# Task goal
Each line in the entries below that holds the string "kind" is to be listed.

━━ Data in this exercise ━━

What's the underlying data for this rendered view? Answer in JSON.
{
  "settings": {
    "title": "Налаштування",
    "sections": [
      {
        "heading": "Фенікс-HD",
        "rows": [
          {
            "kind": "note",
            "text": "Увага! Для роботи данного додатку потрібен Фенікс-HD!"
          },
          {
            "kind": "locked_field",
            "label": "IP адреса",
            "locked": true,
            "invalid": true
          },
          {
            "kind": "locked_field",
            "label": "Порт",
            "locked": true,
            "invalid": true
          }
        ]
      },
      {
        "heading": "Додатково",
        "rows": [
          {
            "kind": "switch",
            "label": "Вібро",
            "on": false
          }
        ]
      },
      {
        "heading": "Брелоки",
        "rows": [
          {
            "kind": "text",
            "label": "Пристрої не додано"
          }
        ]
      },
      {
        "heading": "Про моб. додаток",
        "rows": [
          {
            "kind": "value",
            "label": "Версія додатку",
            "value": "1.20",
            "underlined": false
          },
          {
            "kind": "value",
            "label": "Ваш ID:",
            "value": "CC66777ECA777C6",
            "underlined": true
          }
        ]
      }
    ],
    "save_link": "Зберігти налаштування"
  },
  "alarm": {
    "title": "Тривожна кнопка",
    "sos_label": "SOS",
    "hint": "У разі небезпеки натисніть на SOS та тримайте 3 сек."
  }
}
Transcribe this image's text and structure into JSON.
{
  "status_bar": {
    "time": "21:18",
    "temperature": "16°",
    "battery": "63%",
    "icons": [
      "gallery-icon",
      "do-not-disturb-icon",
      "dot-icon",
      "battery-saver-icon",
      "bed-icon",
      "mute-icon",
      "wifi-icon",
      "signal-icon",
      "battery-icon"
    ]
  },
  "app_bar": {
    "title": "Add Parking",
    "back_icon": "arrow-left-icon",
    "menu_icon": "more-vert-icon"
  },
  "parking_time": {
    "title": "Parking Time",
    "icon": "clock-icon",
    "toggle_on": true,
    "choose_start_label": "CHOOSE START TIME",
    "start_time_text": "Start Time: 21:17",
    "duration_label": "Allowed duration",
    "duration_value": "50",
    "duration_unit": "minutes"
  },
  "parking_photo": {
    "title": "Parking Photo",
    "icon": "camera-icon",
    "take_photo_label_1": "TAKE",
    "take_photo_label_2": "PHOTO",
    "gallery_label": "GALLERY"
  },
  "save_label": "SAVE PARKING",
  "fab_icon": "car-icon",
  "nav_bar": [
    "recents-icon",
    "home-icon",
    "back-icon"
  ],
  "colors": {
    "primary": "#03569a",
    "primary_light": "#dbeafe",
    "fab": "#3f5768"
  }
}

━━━

# Answer to the problem
            "kind": "note",
            "kind": "locked_field",
            "kind": "locked_field",
            "kind": "switch",
            "kind": "text",
            "kind": "value",
            "kind": "value",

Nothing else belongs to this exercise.